[Records from a data collection]
****

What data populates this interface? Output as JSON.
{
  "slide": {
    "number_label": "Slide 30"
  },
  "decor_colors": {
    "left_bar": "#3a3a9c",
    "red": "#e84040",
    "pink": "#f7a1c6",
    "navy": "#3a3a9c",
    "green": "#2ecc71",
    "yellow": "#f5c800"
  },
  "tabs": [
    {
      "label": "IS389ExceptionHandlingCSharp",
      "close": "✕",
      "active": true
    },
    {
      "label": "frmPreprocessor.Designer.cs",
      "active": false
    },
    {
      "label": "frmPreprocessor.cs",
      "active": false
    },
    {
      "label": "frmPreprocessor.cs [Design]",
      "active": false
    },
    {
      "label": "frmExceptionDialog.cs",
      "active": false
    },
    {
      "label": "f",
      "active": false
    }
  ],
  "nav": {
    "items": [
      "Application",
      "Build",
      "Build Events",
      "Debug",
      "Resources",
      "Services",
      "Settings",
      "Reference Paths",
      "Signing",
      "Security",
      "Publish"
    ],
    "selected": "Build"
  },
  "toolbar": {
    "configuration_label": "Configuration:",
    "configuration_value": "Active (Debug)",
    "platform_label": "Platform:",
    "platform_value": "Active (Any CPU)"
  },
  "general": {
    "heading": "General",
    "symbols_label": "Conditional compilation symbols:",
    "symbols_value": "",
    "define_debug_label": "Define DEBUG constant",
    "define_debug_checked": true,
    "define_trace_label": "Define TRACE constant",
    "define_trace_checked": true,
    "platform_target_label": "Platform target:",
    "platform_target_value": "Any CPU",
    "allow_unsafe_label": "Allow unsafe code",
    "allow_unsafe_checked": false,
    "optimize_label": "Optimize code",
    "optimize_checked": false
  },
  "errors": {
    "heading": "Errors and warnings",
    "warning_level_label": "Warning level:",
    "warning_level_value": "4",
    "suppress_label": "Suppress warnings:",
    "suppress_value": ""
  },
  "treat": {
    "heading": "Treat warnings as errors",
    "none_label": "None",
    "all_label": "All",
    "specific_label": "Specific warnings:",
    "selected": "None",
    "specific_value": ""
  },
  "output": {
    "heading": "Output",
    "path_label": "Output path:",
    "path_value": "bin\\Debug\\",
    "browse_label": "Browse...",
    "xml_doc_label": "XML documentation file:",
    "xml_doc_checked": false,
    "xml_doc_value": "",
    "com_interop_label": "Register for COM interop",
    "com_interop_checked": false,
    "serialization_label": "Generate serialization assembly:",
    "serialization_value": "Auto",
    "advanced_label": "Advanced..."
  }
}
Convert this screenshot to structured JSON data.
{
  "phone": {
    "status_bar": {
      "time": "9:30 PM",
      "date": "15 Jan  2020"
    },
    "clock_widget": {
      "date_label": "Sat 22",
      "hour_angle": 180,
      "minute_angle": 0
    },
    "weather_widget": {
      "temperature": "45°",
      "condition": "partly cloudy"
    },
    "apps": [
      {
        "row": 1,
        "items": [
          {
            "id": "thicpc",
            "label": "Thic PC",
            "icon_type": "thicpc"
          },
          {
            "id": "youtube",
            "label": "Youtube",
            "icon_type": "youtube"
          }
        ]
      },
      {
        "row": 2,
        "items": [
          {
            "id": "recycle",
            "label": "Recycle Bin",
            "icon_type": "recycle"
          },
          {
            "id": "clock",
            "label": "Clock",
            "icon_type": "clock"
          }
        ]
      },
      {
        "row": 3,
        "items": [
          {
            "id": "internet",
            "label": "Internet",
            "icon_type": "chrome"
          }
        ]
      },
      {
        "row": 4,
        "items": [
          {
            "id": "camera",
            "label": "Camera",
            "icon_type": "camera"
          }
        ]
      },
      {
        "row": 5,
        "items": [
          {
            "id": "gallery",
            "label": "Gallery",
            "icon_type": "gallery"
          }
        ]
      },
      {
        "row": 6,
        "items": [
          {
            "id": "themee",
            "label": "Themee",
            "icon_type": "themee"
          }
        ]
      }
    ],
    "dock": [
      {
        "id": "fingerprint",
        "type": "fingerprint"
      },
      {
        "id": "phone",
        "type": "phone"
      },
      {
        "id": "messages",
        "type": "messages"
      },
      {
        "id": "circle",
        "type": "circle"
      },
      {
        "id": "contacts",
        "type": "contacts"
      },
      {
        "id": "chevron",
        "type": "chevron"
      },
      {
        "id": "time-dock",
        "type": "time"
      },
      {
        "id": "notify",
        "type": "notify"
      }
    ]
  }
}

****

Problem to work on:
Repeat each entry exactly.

Solution for this exercise:
What data populates this interface? Output as JSON.
{
  "slide": {
    "number_label": "Slide 30"
  },
  "decor_colors": {
    "left_bar": "#3a3a9c",
    "red": "#e84040",
    "pink": "#f7a1c6",
    "navy": "#3a3a9c",
    "green": "#2ecc71",
    "yellow": "#f5c800"
  },
  "tabs": [
    {
      "label": "IS389ExceptionHandlingCSharp",
      "close": "✕",
      "active": true
    },
    {
      "label": "frmPreprocessor.Designer.cs",
      "active": false
    },
    {
      "label": "frmPreprocessor.cs",
      "active": false
    },
    {
      "label": "frmPreprocessor.cs [Design]",
      "active": false
    },
    {
      "label": "frmExceptionDialog.cs",
      "active": false
    },
    {
      "label": "f",
      "active": false
    }
  ],
  "nav": {
    "items": [
      "Application",
      "Build",
      "Build Events",
      "Debug",
      "Resources",
      "Services",
      "Settings",
      "Reference Paths",
      "Signing",
      "Security",
      "Publish"
    ],
    "selected": "Build"
  },
  "toolbar": {
    "configuration_label": "Configuration:",
    "configuration_value": "Active (Debug)",
    "platform_label": "Platform:",
    "platform_value": "Active (Any CPU)"
  },
  "general": {
    "heading": "General",
    "symbols_label": "Conditional compilation symbols:",
    "symbols_value": "",
    "define_debug_label": "Define DEBUG constant",
    "define_debug_checked": true,
    "define_trace_label": "Define TRACE constant",
    "define_trace_checked": true,
    "platform_target_label": "Platform target:",
    "platform_target_value": "Any CPU",
    "allow_unsafe_label": "Allow unsafe code",
    "allow_unsafe_checked": false,
    "optimize_label": "Optimize code",
    "optimize_checked": false
  },
  "errors": {
    "heading": "Errors and warnings",
    "warning_level_label": "Warning level:",
    "warning_level_value": "4",
    "suppress_label": "Suppress warnings:",
    "suppress_value": ""
  },
  "treat": {
    "heading": "Treat warnings as errors",
    "none_label": "None",
    "all_label": "All",
    "specific_label": "Specific warnings:",
    "selected": "None",
    "specific_value": ""
  },
  "output": {
    "heading": "Output",
    "path_label": "Output path:",
    "path_value": "bin\\Debug\\",
    "browse_label": "Browse...",
    "xml_doc_label": "XML documentation file:",
    "xml_doc_checked": false,
    "xml_doc_value": "",
    "com_interop_label": "Register for COM interop",
    "com_interop_checked": false,
    "serialization_label": "Generate serialization assembly:",
    "serialization_value": "Auto",
    "advanced_label": "Advanced..."
  }
}
Convert this screenshot to structured JSON data.
{
  "phone": {
    "status_bar": {
      "time": "9:30 PM",
      "date": "15 Jan  2020"
    },
    "clock_widget": {
      "date_label": "Sat 22",
      "hour_angle": 180,
      "minute_angle": 0
    },
    "weather_widget": {
      "temperature": "45°",
      "condition": "partly cloudy"
    },
    "apps": [
      {
        "row": 1,
        "items": [
          {
            "id": "thicpc",
            "label": "Thic PC",
            "icon_type": "thicpc"
          },
          {
            "id": "youtube",
            "label": "Youtube",
            "icon_type": "youtube"
          }
        ]
      },
      {
        "row": 2,
        "items": [
          {
            "id": "recycle",
            "label": "Recycle Bin",
            "icon_type": "recycle"
          },
          {
            "id": "clock",
            "label": "Clock",
            "icon_type": "clock"
          }
        ]
      },
      {
        "row": 3,
        "items": [
          {
            "id": "internet",
            "label": "Internet",
            "icon_type": "chrome"
          }
        ]
      },
      {
        "row": 4,
        "items": [
          {
            "id": "camera",
            "label": "Camera",
            "icon_type": "camera"
          }
        ]
      },
      {
        "row": 5,
        "items": [
          {
            "id": "gallery",
            "label": "Gallery",
            "icon_type": "gallery"
          }
        ]
      },
      {
        "row": 6,
        "items": [
          {
            "id": "themee",
            "label": "Themee",
            "icon_type": "themee"
          }
        ]
      }
    ],
    "dock": [
      {
        "id": "fingerprint",
        "type": "fingerprint"
      },
      {
        "id": "phone",
        "type": "phone"
      },
      {
        "id": "messages",
        "type": "messages"
      },
      {
        "id": "circle",
        "type": "circle"
      },
      {
        "id": "contacts",
        "type": "contacts"
      },
      {
        "id": "chevron",
        "type": "chevron"
      },
      {
        "id": "time-dock",
        "type": "time"
      },
      {
        "id": "notify",
        "type": "notify"
      }
    ]
  }
}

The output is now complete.